The following sentences describe something I would say to my students during a test, something I did because I got old and something my mother said to me quite often when I was young.

  • Stop talking!
  • I stopped playing rugby.
  • Stop hitting your brother!

When an activity is finished, you stop doing it. The following sentences describe what happened while I was driving to the North Shore, something that happened while I was writing this blog and something my father had to do frequently while we were driving from Pennsylvania to Texas. (Good Lord, those were long trips.)

  • I stopped to admire the gigantic waves.
  • I stopped to change a stinky diaper.
  • He stopped to yell at my brother and me because we were fighting.

Stop to do explains why you interrupted what you were doing in the first place. Why did you stop? This is actually an infinitive of purpose. You could add in order in front of the gerund. If you need to add a noun, you need a prepositional phrase with for. You could replace the infinitive with an adverb clause with because. For all these reasons, the infinitive is not the object.

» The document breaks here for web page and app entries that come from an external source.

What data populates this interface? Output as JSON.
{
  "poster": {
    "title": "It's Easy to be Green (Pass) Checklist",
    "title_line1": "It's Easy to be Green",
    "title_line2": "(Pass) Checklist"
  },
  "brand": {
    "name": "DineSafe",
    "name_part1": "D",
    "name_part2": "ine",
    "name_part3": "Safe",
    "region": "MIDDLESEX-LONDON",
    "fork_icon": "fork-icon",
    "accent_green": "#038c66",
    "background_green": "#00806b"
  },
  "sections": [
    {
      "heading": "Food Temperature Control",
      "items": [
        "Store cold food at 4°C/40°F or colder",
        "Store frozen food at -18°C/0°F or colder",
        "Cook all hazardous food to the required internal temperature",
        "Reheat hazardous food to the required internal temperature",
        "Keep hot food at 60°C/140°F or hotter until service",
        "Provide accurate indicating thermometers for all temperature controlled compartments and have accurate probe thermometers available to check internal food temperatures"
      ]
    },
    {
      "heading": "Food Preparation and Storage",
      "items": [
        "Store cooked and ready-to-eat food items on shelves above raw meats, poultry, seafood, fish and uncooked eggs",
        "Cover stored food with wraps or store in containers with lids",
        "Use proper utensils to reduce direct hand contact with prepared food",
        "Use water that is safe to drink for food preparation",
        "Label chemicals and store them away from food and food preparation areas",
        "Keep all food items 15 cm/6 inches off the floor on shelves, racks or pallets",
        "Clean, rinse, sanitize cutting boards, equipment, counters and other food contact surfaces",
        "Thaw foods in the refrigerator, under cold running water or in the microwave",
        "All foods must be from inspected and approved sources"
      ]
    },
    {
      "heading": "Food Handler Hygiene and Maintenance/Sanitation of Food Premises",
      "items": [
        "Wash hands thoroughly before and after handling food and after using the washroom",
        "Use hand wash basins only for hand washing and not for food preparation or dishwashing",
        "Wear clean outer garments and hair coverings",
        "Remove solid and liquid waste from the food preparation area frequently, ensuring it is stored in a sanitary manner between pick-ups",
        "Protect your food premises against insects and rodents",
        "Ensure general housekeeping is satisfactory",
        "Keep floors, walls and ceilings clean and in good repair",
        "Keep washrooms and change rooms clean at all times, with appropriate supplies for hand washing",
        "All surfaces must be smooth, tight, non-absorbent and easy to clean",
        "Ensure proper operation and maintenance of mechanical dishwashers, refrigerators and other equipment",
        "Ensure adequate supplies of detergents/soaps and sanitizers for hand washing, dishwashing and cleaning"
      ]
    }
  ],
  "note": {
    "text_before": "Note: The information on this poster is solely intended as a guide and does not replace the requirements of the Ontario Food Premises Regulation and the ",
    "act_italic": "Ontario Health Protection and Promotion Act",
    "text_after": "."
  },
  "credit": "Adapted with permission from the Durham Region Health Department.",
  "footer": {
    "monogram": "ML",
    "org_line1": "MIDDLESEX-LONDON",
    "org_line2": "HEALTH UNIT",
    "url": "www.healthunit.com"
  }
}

  • The game stopped (in order) to tend to an injured player.
  • The game stopped for the trainer to tend to an injured player.
  • The game stopped because a player got injured.


Regret to do or Regret doing?

Everyone has done stupid things that they wish they hadn’t done. Unfortunately, I have probably done more stupid things than most people. For example:

  • I regret not asking Denise Brown out when I was in tenth grade. (Man, I was an idiot.)
  • I regret spending so much money in Roppongi on weekends.
  • I regret buying a laser disk player.

I just hope my wife never regrets marrying me. Regret to do is much less common and is usually used with the verbs inform or tell. It is used when you have to tell someone bad news.

  • I regret to inform you that your credit card was declined.
  • I regret to tell you that you will have to repeat this course in summer school.

Just like hitting a backhand or making a free-throw, it will take some practice and some concentration, and you will fail sometimes, but over time, you will fail less and less and you will learn to use these patterns correctly.


*To make a gerund you add ~ing to the base form of a main verb. Sometimes you need to double the last consonant (CVC), and sometimes you need to drop the final “e”.

  • fishing / jumping / thinking
  • running / getting / planning
  • taking / smiling / biting

**To make an infinitive you simply put to in front of the base form of the verb.

  • to fish / to run / to smile

Leave a Comment

Your email address will not be published. Required fields are marked *

Scroll to Top